"Memento Mori" is a reminder of mortality. Our "All Are Mine" clock is an excellent modern example that is the result of a long tradition of clockmaker artisans who remind us that life is short, and all things must pass.
This clock tells us a story. In the upper left part of the clock, you'll see a rich man (with his bags of money and fine suit). Just above the 12:00 position, there is a carving of a king, and to his right there is a carved figure of a monk. Underneath the dial are carved representations of the young and the old; and at the bottom you can see the world. The clock bears the inscription, Alle sind mein, or "All Are Mine."
Whether you are a rich person, royalty, a man of the church, young and old, all around the world, Death will eventually come to collect you. At the top, astride the foliott balance, the personification of the End of Life swings to collect his harvest.
Along with my previous post, here are more very fine examples of Memento Mori in the world of horology:
Mary Queen of Scots's Skull Watch
From The Watchismo Times:
It is believed Mary gave this watch as a gift to Mary Seaton, one of her maids of honor. The skull is of silver gilt and is engraved with lines of Horace, figures of Death with his scythe and hourglass, Adam and Eve, and the Crucifixion. The lower part of the skull is pierced to emit the sound when it strikes, being cut in the form of emblems of the Crucifixion. The works occupy the brain's position in the skull fitting into a silver bell which fills the entire hollow of the skulL The hours are struck on this bell by a small hammer on a separate train.
1810 Skull Pocket Watch
From The Watchismo Times:
18K gold, enamel, diamond verge and fusee skull watch. 43 mm high x 27 wide x 32 deep.
19th Century Victorian Skeleton Automaton Alarm Clock

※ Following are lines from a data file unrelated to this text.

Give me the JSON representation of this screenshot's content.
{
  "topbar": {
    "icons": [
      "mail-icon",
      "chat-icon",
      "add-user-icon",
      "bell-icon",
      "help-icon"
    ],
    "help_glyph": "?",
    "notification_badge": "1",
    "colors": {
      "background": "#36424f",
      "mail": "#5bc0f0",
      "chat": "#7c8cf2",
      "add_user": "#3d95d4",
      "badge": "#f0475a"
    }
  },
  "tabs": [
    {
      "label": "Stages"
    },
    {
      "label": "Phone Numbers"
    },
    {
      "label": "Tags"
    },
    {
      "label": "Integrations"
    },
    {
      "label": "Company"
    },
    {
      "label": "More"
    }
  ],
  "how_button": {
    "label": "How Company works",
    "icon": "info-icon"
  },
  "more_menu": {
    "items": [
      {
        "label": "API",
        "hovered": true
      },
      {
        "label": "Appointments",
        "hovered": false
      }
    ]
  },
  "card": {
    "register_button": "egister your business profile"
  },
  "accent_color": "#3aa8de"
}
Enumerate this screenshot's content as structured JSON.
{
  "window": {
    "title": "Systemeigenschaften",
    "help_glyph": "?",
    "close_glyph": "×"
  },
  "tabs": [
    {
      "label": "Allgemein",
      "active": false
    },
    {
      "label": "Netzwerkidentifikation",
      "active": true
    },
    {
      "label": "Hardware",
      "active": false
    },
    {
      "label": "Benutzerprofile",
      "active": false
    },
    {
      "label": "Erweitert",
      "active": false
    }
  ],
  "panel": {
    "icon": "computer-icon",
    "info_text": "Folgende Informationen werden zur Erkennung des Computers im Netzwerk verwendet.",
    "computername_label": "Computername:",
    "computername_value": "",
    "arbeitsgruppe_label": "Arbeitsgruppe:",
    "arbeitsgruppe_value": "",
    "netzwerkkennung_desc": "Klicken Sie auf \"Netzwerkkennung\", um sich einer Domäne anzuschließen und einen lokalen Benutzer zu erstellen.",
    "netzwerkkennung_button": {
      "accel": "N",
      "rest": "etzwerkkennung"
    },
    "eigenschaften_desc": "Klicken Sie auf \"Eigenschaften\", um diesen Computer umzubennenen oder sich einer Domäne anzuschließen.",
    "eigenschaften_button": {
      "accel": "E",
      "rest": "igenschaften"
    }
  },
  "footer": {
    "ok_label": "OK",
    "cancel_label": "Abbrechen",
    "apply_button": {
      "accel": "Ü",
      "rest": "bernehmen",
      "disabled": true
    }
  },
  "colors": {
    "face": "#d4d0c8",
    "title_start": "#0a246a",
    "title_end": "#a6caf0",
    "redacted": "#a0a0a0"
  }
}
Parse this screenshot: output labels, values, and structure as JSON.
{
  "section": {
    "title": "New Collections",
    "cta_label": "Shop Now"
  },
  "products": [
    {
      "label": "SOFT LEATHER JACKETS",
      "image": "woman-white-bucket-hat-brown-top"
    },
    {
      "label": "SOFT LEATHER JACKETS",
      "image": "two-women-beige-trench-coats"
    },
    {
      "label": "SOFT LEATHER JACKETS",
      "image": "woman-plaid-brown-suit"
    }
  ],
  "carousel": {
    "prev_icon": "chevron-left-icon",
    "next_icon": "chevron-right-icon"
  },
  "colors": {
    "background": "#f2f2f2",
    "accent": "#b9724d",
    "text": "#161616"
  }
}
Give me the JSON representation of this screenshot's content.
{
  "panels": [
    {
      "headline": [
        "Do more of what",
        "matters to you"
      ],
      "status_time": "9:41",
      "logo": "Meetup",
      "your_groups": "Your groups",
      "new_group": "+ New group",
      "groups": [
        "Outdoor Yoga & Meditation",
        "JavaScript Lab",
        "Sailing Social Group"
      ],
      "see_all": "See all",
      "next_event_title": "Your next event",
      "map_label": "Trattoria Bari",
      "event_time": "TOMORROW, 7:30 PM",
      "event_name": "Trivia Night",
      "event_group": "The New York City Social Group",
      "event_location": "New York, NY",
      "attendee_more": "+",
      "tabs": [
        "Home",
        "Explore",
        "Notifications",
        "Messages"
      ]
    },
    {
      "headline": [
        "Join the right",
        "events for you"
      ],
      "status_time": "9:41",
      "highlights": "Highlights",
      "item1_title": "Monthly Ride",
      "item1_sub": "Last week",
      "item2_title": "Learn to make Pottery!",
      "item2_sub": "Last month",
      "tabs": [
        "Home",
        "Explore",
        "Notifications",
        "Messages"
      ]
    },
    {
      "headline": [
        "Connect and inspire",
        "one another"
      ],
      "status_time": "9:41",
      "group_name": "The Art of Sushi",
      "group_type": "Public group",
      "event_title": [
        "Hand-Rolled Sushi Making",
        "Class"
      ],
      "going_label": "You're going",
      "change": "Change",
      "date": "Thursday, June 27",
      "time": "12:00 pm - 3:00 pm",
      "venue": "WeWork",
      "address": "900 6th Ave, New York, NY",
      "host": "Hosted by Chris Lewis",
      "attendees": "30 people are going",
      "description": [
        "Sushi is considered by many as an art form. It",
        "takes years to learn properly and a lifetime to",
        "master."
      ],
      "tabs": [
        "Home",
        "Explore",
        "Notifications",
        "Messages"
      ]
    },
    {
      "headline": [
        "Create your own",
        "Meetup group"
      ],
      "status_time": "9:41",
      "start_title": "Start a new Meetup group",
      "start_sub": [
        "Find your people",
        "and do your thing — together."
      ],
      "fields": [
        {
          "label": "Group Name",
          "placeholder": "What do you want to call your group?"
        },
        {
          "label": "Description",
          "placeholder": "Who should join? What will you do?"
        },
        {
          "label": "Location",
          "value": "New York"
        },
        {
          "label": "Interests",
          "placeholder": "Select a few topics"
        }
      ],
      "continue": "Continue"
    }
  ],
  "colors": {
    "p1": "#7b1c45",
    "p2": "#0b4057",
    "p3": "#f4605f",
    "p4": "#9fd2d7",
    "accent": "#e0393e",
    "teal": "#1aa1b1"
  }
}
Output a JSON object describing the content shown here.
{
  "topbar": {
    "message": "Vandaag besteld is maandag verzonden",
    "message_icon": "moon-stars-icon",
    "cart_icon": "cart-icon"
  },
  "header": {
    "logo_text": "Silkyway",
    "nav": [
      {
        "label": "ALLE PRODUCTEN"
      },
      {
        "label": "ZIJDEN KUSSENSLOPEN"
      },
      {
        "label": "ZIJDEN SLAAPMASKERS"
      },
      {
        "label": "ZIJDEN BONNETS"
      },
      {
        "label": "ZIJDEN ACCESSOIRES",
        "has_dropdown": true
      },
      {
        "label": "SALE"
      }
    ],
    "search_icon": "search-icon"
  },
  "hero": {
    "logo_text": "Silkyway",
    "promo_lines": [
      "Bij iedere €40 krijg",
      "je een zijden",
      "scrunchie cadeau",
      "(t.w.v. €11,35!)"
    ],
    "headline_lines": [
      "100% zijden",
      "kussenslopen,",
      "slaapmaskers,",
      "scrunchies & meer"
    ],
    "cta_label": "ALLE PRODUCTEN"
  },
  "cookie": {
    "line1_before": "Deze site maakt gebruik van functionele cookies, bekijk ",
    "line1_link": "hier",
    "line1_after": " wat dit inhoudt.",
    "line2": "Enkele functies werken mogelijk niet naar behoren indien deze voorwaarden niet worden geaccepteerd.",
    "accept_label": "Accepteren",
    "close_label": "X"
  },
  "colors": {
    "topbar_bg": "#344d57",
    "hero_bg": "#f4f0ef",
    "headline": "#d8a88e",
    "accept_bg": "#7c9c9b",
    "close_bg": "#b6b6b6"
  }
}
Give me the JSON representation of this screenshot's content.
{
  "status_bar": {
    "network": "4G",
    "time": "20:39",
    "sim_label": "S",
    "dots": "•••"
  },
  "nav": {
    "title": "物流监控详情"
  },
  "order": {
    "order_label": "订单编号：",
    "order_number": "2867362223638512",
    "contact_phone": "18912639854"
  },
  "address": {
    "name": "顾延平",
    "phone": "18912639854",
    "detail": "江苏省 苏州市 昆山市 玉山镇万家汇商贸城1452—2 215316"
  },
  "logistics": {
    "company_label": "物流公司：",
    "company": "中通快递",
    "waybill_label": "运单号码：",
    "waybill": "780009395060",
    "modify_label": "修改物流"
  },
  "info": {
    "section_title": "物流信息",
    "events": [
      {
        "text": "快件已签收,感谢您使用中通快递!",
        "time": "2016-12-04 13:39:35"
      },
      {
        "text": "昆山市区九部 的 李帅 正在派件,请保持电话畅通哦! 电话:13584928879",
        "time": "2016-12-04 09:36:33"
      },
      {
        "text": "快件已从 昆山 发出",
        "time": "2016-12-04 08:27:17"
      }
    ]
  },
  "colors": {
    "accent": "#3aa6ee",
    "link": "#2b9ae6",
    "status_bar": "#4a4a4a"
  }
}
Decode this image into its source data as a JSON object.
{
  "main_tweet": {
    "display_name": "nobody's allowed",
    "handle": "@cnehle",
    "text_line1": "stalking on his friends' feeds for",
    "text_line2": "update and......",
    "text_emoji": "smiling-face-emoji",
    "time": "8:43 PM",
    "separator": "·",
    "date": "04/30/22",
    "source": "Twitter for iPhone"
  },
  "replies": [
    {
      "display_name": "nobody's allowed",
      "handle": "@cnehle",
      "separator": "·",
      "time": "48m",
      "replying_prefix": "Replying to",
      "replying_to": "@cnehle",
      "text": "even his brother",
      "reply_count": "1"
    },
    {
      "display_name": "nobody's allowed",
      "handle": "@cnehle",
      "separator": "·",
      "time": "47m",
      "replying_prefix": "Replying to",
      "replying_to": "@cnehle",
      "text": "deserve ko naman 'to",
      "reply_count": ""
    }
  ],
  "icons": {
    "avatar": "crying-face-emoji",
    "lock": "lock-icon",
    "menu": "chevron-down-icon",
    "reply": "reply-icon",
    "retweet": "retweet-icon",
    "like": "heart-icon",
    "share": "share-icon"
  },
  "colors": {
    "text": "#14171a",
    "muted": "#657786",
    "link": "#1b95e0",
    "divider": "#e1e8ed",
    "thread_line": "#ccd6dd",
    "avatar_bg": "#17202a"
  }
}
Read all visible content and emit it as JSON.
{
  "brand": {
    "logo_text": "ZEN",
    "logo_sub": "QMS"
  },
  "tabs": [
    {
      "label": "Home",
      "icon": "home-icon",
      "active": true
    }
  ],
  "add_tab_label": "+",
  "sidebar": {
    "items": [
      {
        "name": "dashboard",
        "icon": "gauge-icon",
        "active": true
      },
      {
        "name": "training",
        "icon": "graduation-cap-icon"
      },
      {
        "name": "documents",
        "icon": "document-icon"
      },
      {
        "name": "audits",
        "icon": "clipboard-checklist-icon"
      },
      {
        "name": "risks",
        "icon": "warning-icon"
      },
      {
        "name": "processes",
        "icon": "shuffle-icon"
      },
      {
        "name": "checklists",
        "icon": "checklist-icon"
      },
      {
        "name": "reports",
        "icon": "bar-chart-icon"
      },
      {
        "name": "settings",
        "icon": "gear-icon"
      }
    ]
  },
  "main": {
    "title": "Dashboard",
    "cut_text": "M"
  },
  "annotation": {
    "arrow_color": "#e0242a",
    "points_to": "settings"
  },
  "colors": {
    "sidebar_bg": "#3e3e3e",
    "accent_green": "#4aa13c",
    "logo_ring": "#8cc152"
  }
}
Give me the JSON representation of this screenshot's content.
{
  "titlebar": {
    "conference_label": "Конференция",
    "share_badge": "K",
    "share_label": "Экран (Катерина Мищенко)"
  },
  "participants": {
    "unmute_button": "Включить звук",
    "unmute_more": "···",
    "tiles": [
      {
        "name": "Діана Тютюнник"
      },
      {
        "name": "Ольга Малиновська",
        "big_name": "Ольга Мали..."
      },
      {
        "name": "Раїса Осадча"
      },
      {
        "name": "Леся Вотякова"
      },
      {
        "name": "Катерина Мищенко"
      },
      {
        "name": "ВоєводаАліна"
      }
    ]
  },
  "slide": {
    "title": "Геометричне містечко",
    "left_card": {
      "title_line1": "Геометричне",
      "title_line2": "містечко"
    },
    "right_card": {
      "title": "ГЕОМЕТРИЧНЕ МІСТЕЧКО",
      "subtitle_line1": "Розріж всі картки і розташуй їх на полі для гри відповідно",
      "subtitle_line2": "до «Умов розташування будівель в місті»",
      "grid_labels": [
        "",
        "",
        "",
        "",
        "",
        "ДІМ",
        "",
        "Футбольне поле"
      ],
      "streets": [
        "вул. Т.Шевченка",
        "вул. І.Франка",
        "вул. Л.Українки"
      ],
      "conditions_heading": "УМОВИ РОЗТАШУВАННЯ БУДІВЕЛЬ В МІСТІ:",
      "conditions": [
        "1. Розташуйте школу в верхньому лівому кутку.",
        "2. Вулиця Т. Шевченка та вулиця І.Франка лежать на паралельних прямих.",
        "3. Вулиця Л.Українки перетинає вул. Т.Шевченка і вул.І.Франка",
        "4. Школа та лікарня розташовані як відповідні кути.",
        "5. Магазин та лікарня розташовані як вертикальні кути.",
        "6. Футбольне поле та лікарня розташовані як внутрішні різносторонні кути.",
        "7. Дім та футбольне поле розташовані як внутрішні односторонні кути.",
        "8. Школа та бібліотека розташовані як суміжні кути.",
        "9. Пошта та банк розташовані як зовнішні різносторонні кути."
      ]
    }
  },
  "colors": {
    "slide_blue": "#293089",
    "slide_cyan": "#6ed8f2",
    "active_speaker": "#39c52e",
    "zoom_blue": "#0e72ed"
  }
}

[Via The Watchismo Times]
Crystal Skull Watch from Circa 1715
From The Watchismo Times
This skull watch/clock, circa 1715, by watchmaker James Harmar of London was carved from rock-crystal and fitted with a gold-mounted watch. Three-body skull, made of three solid pieces of rock crystal, the top and the bottom mounted in gold engraved frames, the lower frame housing the movement, the jaw articulated on the sides opening to expose the silver champlevé with Roman chapters and half-hour divisions, outer minute ring with Arabic five-minute numerals. Blued-steel, 'beetle and poker' hands. 39.5 mm o, hinged, gilt brass full plate, tulip pillars, fusee and chain for the going train, English single-footed cock pierced and engraved with symmetrical foliage and a mask in the base, rack and pinion with silver plate. Signed on the dial and movement. Dim. Length 85 mm, width 50 mm, height 80 mm. Published in the Sandberg book (Antiquorum), pages 376-377.
Incerta Mortis Hora - “The Hour of Death is Uncertain”
[Via Daily Info, Oxford]
Jacobean Lantern Clock
From The Times:
LONDON A rare memento mori clock that predates the Great Fire of London fetched a record £120,000 at auction.
The brass lantern clock, made by William Bowyer in 1623, is engraved with a skeleton on one side and Chronus, the Greek god of time, walking with his scythe, on the other. It had been expected to sell for £30,000 to £50,000.
The memento mori (remember your mortality) message reflected the preoccupation of 17th-century Puritans with divine judgment and the afterlife.
The clock, dating from the reign of James I of England (James VI of Scotland), was sold at Bonhams.
Of course, one could argue that ALL clocks are essentially reminders that time is fleeting, and that your life is being used up, one tick at a time.